Isn’t this an evocative photo? Back in the early 1950s, a group of Gipsy Queen regulars pose tidily for the camera, about to embark on a bean-feast down in Margate or Brighton. Note the accordion, barrels, suits, smiles and shiny minibus. And, lest we forget, this was before the 1960s rebuild of Gospel Oak, so Lismore Circus and its surrounds would have still been peeling Victorian terraces.
It’s one of several pics that long-term drinkers at the Bluebell – formerly the Westport Inn – have donated to bar staff. This particular image was found in the Camden archives in Holborn by a zealous CAMRA member.
The pub’s history snakes right back: originally constructed in the 1850s, it was christened the Gipsy Queen, a name retained even after a 1930s rebuild.
It formed part of the short Gipsy Terrace, whose two remaining original houses still stand. One is the undertakers, Levertons, the other a wonderfully atmospheric fishing tackle shop run by the the Sharp family, who’ve owned it since 1964. (But that’s another story in itself, and one you can read about on these pages imminently).
Current landlord Thomas Browne’s parents took the Gipsy Queen on in 1991, renaming it the Westport after their home town in County Mayo. “At the time there were bare knuckle fights in the cellar,” he says, “and the owner was so scared he allowed his Alsatian to roam the building.” Ouch.
But Browne’s father managed to turn it into a traditional neighbourhood favourite for 22 years, until it closed for refurbishment late 2013. Why the new moniker? “It’s simple,” he says. “The bluebell is one of my favourite flowers, but it also creates a softened identity, contrasting the harder edges of the previous name.”
He also admits that although the Westport “was loved by some, clearly it was avoided by many. We hope that the changes will make a more appealing spot for everyone: former customers, inquisitive people who felt excluded previously and those who maybe even were repelled by the place.”
Alongside a damn fine selection of craft beers and ales, and revamped interior – complete with open kitchen in the rear dining room – the good news is that a long-awaited food offering kicks off next week.
Head chef Jason Ryle, a Gospel Oak local who’s recently been working at Hackney’s Cat and Mutton, says readers can expect modern British classics and seasonal dishes. Oh, and apparently the bread and butter is to die for (as we’d hope, given the residency name). “Chef Ryles serves this dish as a kind of signature,” says Browne, “and I have never tasted anything quite like it.”

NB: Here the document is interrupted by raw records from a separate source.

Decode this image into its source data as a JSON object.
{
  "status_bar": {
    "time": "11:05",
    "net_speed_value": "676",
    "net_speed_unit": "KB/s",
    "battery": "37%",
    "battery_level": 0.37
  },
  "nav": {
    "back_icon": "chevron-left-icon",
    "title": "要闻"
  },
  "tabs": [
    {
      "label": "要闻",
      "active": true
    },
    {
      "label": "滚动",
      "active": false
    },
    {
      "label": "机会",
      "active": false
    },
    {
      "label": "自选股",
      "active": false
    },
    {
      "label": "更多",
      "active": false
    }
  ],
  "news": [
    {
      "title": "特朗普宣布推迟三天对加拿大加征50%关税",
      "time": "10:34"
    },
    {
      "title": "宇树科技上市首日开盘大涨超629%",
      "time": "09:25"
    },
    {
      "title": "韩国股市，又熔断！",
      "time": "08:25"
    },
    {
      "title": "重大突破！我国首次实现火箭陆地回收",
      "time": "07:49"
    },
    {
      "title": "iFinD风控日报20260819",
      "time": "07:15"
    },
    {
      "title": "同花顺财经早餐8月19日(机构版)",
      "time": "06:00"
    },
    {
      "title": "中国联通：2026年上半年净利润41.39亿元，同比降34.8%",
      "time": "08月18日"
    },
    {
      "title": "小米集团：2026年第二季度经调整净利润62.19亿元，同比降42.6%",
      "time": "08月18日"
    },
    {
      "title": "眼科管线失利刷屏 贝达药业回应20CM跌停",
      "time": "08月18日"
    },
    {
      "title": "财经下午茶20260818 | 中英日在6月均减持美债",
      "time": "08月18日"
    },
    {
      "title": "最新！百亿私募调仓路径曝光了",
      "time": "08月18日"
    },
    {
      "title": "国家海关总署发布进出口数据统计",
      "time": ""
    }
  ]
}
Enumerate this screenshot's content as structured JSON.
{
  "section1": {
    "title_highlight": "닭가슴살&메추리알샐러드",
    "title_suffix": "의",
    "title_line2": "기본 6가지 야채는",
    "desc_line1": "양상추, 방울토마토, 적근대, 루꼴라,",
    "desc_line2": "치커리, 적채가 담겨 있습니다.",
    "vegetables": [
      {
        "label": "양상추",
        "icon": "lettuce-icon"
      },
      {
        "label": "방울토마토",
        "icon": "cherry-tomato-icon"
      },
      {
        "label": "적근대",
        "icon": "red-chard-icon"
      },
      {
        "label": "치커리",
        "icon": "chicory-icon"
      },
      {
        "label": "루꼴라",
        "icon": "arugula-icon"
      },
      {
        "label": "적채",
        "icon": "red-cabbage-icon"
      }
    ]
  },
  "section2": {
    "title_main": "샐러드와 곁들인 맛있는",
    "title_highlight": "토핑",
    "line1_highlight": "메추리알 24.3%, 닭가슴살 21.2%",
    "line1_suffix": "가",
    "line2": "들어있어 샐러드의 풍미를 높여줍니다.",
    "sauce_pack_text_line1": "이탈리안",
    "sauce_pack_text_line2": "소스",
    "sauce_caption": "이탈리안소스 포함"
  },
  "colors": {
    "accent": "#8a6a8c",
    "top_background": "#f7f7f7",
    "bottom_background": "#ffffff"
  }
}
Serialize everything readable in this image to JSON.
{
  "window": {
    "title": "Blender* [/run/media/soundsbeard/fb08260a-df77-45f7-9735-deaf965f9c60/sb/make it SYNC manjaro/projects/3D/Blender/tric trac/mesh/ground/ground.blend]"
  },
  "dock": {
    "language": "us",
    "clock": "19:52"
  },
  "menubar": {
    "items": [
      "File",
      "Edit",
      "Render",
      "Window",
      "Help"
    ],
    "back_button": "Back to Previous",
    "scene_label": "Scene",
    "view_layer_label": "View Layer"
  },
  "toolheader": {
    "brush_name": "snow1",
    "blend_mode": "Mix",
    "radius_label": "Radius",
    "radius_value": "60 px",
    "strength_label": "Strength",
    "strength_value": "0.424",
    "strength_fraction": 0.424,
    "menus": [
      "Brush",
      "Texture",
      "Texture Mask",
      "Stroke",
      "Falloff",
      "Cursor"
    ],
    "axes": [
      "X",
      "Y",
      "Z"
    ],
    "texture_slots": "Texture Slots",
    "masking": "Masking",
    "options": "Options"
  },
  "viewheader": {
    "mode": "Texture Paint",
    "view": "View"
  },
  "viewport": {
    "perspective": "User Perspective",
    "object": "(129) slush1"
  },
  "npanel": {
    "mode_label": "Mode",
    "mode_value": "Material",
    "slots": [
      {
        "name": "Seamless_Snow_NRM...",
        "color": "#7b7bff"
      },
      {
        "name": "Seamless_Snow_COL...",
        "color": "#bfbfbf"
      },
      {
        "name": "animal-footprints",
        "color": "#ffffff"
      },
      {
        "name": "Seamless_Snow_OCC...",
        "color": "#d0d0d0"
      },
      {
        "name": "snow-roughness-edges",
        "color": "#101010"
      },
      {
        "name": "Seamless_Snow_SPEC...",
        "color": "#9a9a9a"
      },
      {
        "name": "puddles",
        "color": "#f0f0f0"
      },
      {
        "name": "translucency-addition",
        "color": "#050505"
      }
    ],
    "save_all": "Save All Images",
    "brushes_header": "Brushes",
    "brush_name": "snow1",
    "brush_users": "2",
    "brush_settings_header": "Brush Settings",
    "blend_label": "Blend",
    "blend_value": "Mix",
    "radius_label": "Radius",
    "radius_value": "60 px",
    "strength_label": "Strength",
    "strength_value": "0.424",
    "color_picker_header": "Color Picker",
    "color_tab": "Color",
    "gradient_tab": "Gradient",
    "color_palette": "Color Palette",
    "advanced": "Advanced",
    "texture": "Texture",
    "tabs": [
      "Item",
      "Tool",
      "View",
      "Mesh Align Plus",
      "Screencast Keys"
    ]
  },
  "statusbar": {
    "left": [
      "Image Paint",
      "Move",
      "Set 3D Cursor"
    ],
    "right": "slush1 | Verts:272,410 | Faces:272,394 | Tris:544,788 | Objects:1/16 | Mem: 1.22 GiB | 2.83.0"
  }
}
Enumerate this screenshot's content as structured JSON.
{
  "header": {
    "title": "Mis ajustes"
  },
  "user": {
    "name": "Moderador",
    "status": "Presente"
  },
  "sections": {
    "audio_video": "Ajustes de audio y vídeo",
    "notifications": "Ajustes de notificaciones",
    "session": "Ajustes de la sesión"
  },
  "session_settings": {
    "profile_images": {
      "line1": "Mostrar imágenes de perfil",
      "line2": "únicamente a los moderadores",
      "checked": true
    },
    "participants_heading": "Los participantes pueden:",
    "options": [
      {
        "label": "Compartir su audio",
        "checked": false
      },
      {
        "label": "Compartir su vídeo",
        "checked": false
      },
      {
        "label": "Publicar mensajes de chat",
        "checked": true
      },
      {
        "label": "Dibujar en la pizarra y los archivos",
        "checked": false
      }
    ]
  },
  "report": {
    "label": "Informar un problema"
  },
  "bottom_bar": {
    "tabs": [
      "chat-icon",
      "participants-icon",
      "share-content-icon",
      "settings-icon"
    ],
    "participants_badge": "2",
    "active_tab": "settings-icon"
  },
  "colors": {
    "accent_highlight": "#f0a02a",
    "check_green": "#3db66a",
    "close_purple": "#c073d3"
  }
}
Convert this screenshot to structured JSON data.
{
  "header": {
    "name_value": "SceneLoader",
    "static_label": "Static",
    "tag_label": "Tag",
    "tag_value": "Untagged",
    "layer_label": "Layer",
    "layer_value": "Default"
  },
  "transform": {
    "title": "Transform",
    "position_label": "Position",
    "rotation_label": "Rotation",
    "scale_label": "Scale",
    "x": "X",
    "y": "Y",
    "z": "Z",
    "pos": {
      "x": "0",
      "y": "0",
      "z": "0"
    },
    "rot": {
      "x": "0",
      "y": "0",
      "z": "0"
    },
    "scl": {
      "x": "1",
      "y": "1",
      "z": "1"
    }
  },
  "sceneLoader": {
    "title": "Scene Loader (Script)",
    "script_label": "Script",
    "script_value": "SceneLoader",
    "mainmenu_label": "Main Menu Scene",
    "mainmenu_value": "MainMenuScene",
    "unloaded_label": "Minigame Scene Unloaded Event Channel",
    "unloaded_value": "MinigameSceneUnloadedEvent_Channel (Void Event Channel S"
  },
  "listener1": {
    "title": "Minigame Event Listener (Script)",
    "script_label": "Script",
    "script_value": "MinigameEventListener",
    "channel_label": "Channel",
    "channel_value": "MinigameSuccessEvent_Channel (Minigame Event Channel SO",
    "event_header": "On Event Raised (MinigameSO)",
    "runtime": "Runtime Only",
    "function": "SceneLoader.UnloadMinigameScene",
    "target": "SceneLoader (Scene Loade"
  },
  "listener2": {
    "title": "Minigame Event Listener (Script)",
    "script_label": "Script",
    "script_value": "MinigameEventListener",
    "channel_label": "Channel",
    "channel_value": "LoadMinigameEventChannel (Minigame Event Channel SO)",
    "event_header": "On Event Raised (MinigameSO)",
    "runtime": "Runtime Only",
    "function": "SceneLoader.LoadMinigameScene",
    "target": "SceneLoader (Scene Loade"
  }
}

So from Oct 3rd you’ll be able to decide for yourself, or even book it for a bean-feast of your very own; accordions, barrels and suits are not, of course, compulsory.